### WHAT YOU ARE ASKED TO DO
Reproduce all the data verbatim.

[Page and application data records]
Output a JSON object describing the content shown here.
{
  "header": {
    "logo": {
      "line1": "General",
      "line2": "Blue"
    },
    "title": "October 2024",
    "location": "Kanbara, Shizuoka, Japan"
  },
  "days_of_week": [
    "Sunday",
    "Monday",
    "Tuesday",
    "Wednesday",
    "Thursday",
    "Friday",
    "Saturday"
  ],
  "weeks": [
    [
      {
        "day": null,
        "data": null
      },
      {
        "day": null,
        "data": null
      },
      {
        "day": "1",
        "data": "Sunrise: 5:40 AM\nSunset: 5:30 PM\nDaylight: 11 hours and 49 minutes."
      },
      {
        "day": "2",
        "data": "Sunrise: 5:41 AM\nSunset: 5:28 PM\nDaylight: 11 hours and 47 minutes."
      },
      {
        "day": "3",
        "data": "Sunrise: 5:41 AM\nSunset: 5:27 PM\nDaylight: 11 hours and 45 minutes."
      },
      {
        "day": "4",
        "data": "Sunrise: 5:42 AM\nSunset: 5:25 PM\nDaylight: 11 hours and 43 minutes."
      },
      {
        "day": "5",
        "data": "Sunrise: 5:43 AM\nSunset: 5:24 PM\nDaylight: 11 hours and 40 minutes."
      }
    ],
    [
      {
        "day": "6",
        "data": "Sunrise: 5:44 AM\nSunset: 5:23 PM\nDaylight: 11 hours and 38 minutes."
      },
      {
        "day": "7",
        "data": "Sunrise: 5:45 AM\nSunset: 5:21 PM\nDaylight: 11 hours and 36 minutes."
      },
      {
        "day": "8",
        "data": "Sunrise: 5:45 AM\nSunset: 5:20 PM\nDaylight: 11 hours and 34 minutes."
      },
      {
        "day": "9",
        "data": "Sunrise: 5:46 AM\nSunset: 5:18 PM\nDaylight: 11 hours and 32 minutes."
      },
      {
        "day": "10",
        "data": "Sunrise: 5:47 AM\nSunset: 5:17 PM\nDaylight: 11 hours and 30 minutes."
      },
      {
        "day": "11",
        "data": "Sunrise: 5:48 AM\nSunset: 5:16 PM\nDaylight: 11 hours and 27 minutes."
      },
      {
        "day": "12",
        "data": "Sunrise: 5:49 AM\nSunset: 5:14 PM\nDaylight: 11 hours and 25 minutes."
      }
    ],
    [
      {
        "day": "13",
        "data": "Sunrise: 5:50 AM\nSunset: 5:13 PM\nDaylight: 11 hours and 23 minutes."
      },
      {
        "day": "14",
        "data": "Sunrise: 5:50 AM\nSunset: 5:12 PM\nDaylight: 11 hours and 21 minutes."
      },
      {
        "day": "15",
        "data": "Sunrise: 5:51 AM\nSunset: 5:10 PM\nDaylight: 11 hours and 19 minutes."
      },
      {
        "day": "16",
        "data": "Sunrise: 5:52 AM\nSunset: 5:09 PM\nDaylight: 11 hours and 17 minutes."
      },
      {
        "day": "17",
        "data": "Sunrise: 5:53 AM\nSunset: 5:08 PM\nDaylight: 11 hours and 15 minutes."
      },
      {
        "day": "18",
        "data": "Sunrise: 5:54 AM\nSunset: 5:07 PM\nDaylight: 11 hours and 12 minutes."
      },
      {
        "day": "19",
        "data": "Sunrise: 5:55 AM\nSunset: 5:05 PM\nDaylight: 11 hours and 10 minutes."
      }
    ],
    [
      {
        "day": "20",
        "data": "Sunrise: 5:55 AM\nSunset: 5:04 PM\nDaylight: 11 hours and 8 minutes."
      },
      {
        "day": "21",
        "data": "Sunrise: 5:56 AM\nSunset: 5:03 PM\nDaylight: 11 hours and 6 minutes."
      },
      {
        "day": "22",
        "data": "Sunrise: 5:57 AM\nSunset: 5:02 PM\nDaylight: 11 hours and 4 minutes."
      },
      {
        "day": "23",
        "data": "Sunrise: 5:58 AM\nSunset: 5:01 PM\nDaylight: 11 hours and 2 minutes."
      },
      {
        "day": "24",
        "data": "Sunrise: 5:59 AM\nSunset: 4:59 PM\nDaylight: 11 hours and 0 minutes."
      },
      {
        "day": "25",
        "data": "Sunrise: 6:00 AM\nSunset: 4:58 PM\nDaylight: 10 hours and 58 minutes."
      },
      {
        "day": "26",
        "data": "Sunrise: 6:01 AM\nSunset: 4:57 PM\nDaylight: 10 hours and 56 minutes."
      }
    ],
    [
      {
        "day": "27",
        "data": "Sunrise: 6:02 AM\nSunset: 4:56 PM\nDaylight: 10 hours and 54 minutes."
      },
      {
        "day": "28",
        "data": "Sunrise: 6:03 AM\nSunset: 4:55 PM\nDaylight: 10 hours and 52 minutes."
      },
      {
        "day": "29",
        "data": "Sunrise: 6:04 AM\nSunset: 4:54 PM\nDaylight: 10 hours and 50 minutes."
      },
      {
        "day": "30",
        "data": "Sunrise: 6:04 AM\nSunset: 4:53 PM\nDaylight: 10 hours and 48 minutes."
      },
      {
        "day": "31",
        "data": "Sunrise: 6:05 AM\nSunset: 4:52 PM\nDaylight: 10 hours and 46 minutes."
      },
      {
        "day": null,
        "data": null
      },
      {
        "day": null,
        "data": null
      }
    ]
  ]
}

### RESPONSE FOR THIS EXERCISE
Output a JSON object describing the content shown here.
{
  "header": {
    "logo": {
      "line1": "General",
      "line2": "Blue"
    },
    "title": "October 2024",
    "location": "Kanbara, Shizuoka, Japan"
  },
  "days_of_week": [
    "Sunday",
    "Monday",
    "Tuesday",
    "Wednesday",
    "Thursday",
    "Friday",
    "Saturday"
  ],
  "weeks": [
    [
      {
        "day": null,
        "data": null
      },
      {
        "day": null,
        "data": null
      },
      {
        "day": "1",
        "data": "Sunrise: 5:40 AM\nSunset: 5:30 PM\nDaylight: 11 hours and 49 minutes."
      },
      {
        "day": "2",
        "data": "Sunrise: 5:41 AM\nSunset: 5:28 PM\nDaylight: 11 hours and 47 minutes."
      },
      {
        "day": "3",
        "data": "Sunrise: 5:41 AM\nSunset: 5:27 PM\nDaylight: 11 hours and 45 minutes."
      },
      {
        "day": "4",
        "data": "Sunrise: 5:42 AM\nSunset: 5:25 PM\nDaylight: 11 hours and 43 minutes."
      },
      {
        "day": "5",
        "data": "Sunrise: 5:43 AM\nSunset: 5:24 PM\nDaylight: 11 hours and 40 minutes."
      }
    ],
    [
      {
        "day": "6",
        "data": "Sunrise: 5:44 AM\nSunset: 5:23 PM\nDaylight: 11 hours and 38 minutes."
      },
      {
        "day": "7",
        "data": "Sunrise: 5:45 AM\nSunset: 5:21 PM\nDaylight: 11 hours and 36 minutes."
      },
      {
        "day": "8",
        "data": "Sunrise: 5:45 AM\nSunset: 5:20 PM\nDaylight: 11 hours and 34 minutes."
      },
      {
        "day": "9",
        "data": "Sunrise: 5:46 AM\nSunset: 5:18 PM\nDaylight: 11 hours and 32 minutes."
      },
      {
        "day": "10",
        "data": "Sunrise: 5:47 AM\nSunset: 5:17 PM\nDaylight: 11 hours and 30 minutes."
      },
      {
        "day": "11",
        "data": "Sunrise: 5:48 AM\nSunset: 5:16 PM\nDaylight: 11 hours and 27 minutes."
      },
      {
        "day": "12",
        "data": "Sunrise: 5:49 AM\nSunset: 5:14 PM\nDaylight: 11 hours and 25 minutes."
      }
    ],
    [
      {
        "day": "13",
        "data": "Sunrise: 5:50 AM\nSunset: 5:13 PM\nDaylight: 11 hours and 23 minutes."
      },
      {
        "day": "14",
        "data": "Sunrise: 5:50 AM\nSunset: 5:12 PM\nDaylight: 11 hours and 21 minutes."
      },
      {
        "day": "15",
        "data": "Sunrise: 5:51 AM\nSunset: 5:10 PM\nDaylight: 11 hours and 19 minutes."
      },
      {
        "day": "16",
        "data": "Sunrise: 5:52 AM\nSunset: 5:09 PM\nDaylight: 11 hours and 17 minutes."
      },
      {
        "day": "17",
        "data": "Sunrise: 5:53 AM\nSunset: 5:08 PM\nDaylight: 11 hours and 15 minutes."
      },
      {
        "day": "18",
        "data": "Sunrise: 5:54 AM\nSunset: 5:07 PM\nDaylight: 11 hours and 12 minutes."
      },
      {
        "day": "19",
        "data": "Sunrise: 5:55 AM\nSunset: 5:05 PM\nDaylight: 11 hours and 10 minutes."
      }
    ],
    [
      {
        "day": "20",
        "data": "Sunrise: 5:55 AM\nSunset: 5:04 PM\nDaylight: 11 hours and 8 minutes."
      },
      {
        "day": "21",
        "data": "Sunrise: 5:56 AM\nSunset: 5:03 PM\nDaylight: 11 hours and 6 minutes."
      },
      {
        "day": "22",
        "data": "Sunrise: 5:57 AM\nSunset: 5:02 PM\nDaylight: 11 hours and 4 minutes."
      },
      {
        "day": "23",
        "data": "Sunrise: 5:58 AM\nSunset: 5:01 PM\nDaylight: 11 hours and 2 minutes."
      },
      {
        "day": "24",
        "data": "Sunrise: 5:59 AM\nSunset: 4:59 PM\nDaylight: 11 hours and 0 minutes."
      },
      {
        "day": "25",
        "data": "Sunrise: 6:00 AM\nSunset: 4:58 PM\nDaylight: 10 hours and 58 minutes."
      },
      {
        "day": "26",
        "data": "Sunrise: 6:01 AM\nSunset: 4:57 PM\nDaylight: 10 hours and 56 minutes."
      }
    ],
    [
      {
        "day": "27",
        "data": "Sunrise: 6:02 AM\nSunset: 4:56 PM\nDaylight: 10 hours and 54 minutes."
      },
      {
        "day": "28",
        "data": "Sunrise: 6:03 AM\nSunset: 4:55 PM\nDaylight: 10 hours and 52 minutes."
      },
      {
        "day": "29",
        "data": "Sunrise: 6:04 AM\nSunset: 4:54 PM\nDaylight: 10 hours and 50 minutes."
      },
      {
        "day": "30",
        "data": "Sunrise: 6:04 AM\nSunset: 4:53 PM\nDaylight: 10 hours and 48 minutes."
      },
      {
        "day": "31",
        "data": "Sunrise: 6:05 AM\nSunset: 4:52 PM\nDaylight: 10 hours and 46 minutes."
      },
      {
        "day": null,
        "data": null
      },
      {
        "day": null,
        "data": null
      }
    ]
  ]
}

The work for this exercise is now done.